October-ganza Day 22: New England’s Islands, part 3Leave a comment
October 22, 2015 by Bret Kramer (aka WinstonP)
Our (unexpectedly long) tour of New England’s islands with two of the largest and most well-known, with a brief recap of the other island for which we lack time to cover more fully.
Mount Desert Island (ME)
Inhabited for at least the past 6000 years, Mount Desert Island was called Pemetic (“the sloping land”) by the Wabanaki people. Samuel de Champlain visited the island in 1604 looking for Norumbega (see October-ganza Day 7 for more info on that) and it was he who gave the island by the name we know it by today, though a more accurate translation for “l’Isle des Monts-déserts” is “Bare Mountain Island”; there is no ‘desert’ here. (There is a ‘desert’ of a sort in Maine – see here for more info.)
French Jesuits established a colony here in 1613 that was raided and destroyed by the English in that same year; for many years the stretch of Maine’s coast between English Bristol in the south and French Acadia in the north was generally unsettled save for scattered French trading posts. After the defeat of the French in Quebec in 1759, France’s colonial claims in North America passed to the British and settlers, mainly from New England, began to settle the area. A settlement was created at Somesville in 1761 and slowly other settlers began to populate the island, a process that accelerated in mid 19th century the island’s reputation for natural beauty drew many of the New England and New Yorks’ wealthiest families who could summer here and build rustic mansions amide the pines. Today the island has a year-round population of about 10,000.
The island is most famous as the home of the Acadia National Park, established as Lafayette National Park in 1919 but renamed Acadia 10 years later. The park is a natural reserve filled with wildlife and points of natural beauty. In large part the creation of the park was spurred on by the Rockefeller family and their fortune, in particular the extensive road system that provides access to the millions who visit every year.
Local legends, like on so many other of New England’s islands, claim that Captain Kidd buried his treasure here; ghost stories abound as well.
Famous for more than being home to the infamous man of countless limericks, Nantucket is the second of Massachusetts’ two largest island.
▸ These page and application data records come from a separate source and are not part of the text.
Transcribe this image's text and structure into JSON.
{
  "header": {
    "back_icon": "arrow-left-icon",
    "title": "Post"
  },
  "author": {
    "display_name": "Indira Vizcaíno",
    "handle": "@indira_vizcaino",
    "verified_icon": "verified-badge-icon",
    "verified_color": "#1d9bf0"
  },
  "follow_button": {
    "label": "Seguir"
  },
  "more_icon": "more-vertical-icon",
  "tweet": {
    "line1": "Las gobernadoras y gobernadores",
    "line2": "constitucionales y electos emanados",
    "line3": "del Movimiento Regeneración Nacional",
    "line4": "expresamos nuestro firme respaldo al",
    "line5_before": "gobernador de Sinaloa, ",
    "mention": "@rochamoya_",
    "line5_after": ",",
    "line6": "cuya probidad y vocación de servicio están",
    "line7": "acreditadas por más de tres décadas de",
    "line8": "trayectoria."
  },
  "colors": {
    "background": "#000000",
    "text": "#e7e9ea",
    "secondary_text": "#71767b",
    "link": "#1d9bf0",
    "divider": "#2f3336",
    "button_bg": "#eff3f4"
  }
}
Called Natockete (the precise meaning is unclear, possibly “between the waters” or “distant island”) by its Wampanoag inhabitants. English settlement of the island began in 1659 when the whole of the island was divided between a few dozen shareholders, many of whose families became the island’s leading figures. Quakers were an especially important group on Nantucket, leading some to paint the island as pacifist during the American Revolution and the War of 1812. Even more so than the larger island of Martha’s Vineyard, fishing and especially whaling was central to the Nantucket economy and the collapse of that industry sank the island into a deep recession in the second half of the 19th century. (For reference, the 1830 US census recorded 9012 inhabitants of the island. In 1920, the lowest point, it was 2797.)
This developmental stagnation helped to fuel the island’s reputation as a quaint summering spot, with its colonial architecture and weathered saltbox houses still extant long after they had been razed elsewhere. The island became, especially after the Second World War, a summer holiday spot for the wealthy. While the year round population is nearly 11,000 people (and swells to 50,000) many of the life-long inhabitants complain that they are being priced off the island by wealthy newcomers.
Nantucket (like Martha’s Vineyard) is said to have been formed by Moshup (we mentioned him back on Day 4), though in Nantucket’s case it was created when he dumped the ashed from his great pipe into the ocean. (Did I mention the bit where he turned all his children into fish? If only there was some way to use that in Call of Cthulhu…) Another Wampanoag legends says that Nantucket is where the giant bird who ravaged Moshup’s children dropped their bones. I am personally fond of Blue Balliett’s Nantucket Ghosts, a ghost story collection that sought out first hand accounts of haunting rather than ‘friend of a friend of friend’ (or more honestly ‘cribbed from other books or wholly made-up’) stories you often get.
- The Elizabeth Islands (MA) – A small chain of island off the southwest side of Cape Cod. Mostly privately owned, with a population of less than 100.
- Aquidneck, Conanicut, and Prudence Island (RI) – The three main islands of Narraganset Bay. Home to famed towns like Newport (among others) and where ‘Rhode Island’ gets its ‘Island’.
- Lake Champlain Islands (VT) – There are about 80 islands (depending on your definition of ‘island’) in Lake Champlain, several of which are inhabited and might secretly be the home of ‘Champy‘.
- Maine’s Coastal Islands (ME) – We’ve mentioned two of the most famous of Maine more than 1000 islands; anybody want to cover one a day for a blog? it would only take 3 years. 😉